Royel M. Johnson posted an interesting question on Twitter recently.
I shared the tweet with a reply: “Yes, I definitely write in my sleep.”
A quick, throwaway tweet. Or so I thought.
A friend of mine suggested I write a blog post about it, so here we are, after a week of dream-writing.
As soon as the suggestion was made, my sleeping brain went into overdrive and presented several vivid dreams with writing elements in them.
In one of them, I dreamt I was in a Catherine O’Hara production and she was this incredible actor with a storied life, so storied that she was Barbra Streisand and Audrey Hepburn. Like they had never existed, they were just Catherine O’Hara at different points in her life. That’s the seed of a plot, a well-known actor who was also two other well-known performers, but people were unaware of that fact.
Coming up with plot points is one way I write while sleeping. Another way is by dreaming of reading something written, which also happened to me this week.
I dreamt that David Rose, one of the main characters on Schitt’s Creek, was designing wholly impractical living spaces, with spaces too tiny for people to fit, staircases that were too steep, and rooms on different levels that didn’t connect up with each other. During the dream, I was reading a small colorful book that described how a woman felt to be working for David Rose, not meeting his high expectations for beauty. She was wearing a large orange, pink, and white butterfly-patterned dress with hints of blue. Her face was covered because she wasn’t pretty enough, but she identified with butterflies because they came out of the chrysalis phase looking more beautiful than they were before. She felt she was in her chrysalis phase. Not only were the visuals in this dream vivid, I was reading in the dream. That of course means that I had written what I was reading in the dream because who else would have?
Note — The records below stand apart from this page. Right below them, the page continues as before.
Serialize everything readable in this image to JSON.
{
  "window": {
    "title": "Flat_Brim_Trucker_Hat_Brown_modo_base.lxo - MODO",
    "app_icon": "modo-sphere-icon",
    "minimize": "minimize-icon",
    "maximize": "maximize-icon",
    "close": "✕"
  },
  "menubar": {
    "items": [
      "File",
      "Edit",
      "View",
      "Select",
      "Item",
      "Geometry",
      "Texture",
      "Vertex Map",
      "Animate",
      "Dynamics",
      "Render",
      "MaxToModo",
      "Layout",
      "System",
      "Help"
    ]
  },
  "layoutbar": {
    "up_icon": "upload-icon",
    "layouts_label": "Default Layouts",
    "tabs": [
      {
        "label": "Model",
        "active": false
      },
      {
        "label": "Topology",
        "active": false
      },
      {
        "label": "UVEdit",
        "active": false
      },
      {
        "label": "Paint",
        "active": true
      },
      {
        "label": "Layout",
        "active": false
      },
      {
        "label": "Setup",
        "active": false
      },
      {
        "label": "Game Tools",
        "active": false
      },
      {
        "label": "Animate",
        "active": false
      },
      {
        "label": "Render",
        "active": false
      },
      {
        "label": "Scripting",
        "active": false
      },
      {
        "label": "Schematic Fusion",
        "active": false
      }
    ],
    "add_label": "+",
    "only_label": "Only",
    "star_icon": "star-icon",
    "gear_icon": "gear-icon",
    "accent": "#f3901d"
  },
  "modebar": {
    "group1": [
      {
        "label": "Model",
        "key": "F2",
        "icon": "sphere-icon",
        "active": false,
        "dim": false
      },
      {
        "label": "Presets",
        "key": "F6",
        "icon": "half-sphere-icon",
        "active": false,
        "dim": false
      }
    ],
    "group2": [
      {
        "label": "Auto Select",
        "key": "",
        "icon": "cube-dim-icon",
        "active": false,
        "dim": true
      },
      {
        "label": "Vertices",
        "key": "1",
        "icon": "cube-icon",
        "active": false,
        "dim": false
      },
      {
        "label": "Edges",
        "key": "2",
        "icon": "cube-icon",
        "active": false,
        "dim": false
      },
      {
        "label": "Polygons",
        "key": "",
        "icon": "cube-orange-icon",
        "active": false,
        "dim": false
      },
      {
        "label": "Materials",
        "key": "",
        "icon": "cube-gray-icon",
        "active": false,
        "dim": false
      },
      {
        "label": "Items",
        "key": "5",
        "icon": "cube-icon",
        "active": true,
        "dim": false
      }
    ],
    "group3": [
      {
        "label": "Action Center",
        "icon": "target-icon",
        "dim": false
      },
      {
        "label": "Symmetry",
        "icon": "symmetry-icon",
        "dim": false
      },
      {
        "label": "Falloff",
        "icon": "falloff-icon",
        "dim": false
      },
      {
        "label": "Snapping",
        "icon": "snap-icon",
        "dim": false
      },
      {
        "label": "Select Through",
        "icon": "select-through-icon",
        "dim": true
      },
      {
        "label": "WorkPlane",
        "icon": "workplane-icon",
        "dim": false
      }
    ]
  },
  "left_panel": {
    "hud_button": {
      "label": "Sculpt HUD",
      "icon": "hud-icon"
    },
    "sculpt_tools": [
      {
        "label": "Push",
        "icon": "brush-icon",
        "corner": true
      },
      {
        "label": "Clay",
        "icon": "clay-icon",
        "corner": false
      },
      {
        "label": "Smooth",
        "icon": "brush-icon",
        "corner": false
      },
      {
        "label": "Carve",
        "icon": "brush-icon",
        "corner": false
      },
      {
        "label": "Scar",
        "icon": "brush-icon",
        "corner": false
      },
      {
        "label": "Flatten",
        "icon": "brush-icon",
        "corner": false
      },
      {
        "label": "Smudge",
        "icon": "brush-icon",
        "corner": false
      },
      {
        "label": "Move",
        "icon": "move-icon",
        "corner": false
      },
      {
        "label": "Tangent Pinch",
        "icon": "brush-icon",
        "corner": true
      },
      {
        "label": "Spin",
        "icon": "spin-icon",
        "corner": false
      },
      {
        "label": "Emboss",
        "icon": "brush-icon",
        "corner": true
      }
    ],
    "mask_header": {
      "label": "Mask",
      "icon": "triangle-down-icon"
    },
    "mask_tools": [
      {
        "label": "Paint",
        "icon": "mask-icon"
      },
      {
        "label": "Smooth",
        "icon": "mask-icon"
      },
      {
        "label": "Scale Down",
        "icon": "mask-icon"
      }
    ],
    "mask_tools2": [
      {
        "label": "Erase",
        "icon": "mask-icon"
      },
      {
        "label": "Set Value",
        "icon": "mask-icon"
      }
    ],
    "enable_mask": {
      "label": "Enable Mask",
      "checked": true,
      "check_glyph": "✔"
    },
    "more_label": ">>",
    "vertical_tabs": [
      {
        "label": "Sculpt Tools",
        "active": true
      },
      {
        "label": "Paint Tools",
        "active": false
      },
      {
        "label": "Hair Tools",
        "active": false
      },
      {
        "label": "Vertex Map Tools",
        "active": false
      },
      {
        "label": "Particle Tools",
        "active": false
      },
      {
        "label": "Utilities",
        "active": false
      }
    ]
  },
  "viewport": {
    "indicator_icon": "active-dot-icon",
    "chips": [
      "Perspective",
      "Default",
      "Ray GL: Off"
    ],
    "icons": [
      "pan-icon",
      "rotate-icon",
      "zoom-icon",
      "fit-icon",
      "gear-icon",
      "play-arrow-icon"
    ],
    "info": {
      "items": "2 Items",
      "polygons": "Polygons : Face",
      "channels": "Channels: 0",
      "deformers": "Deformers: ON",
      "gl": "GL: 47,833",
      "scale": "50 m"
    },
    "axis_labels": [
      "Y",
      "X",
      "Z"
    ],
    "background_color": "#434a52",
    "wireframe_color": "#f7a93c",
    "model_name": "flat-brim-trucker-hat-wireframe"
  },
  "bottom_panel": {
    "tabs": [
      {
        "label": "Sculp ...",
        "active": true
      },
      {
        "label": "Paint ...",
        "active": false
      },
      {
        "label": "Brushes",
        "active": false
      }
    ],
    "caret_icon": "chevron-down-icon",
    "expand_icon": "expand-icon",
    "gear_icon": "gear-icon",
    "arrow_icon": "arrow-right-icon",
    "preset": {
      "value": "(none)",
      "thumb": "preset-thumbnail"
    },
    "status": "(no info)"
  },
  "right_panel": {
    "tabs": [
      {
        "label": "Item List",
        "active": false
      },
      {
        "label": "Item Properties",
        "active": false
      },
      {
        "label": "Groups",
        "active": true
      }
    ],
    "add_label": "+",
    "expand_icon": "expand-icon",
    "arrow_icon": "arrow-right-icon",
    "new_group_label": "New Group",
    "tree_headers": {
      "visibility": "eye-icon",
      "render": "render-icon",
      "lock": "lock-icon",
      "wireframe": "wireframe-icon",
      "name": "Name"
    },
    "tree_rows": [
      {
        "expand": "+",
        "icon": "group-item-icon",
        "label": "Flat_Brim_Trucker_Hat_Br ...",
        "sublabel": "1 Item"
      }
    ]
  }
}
While the written words were very clear within the dream, once I woke up, I could not reproduce them. I merely got the gist of them. If I become aware I’m dreaming (have a lucid dream), I will repeat phrases I read in dreams until I can wake up and write them down.
If you notice a connection between the Catherine O’Hara and David Rose dreams, it’s because Hubby and I have been rewatching Schitt’s Creek episodes before bed and Catherine plays Moira Rose, David’s mother, in the series. David is played by Daniel Levy and I suspect he would never in real life be so judgmental as his character was in my dream. David Rose is pretty judge-y on Schitt’s Creek, to be honest. Regardless, the series is full of inspiration for writing while dreaming, which I’ve been doing for a very long time, not just this past week.
When I was in college, I took a class on sleep and dreaming, which spurred further interest in what happens within a dreaming mind. I learned about the concept of seeding one’s dreams in order to solve sticky problems. When I’m having trouble writing something, I’ll seed the problem prior to going to sleep in the hopes that a solution will come by morning. Often, it does, though it may not be as straightforward as seeing written words on a page or figuring out a plot point. It may just be connecting some random thoughts I have on another topic altogether with the writing problem at hand and a solution comes.
Yes, writing while sleeping is definitely a thing. A wondrous, magical thing that inspires awe for the unconscious/subconscious mind.
How do you harness your sleeping mind to solve problems? Do you have an example of a specific challenge, an intractable problem you were able to overcome through dreaming?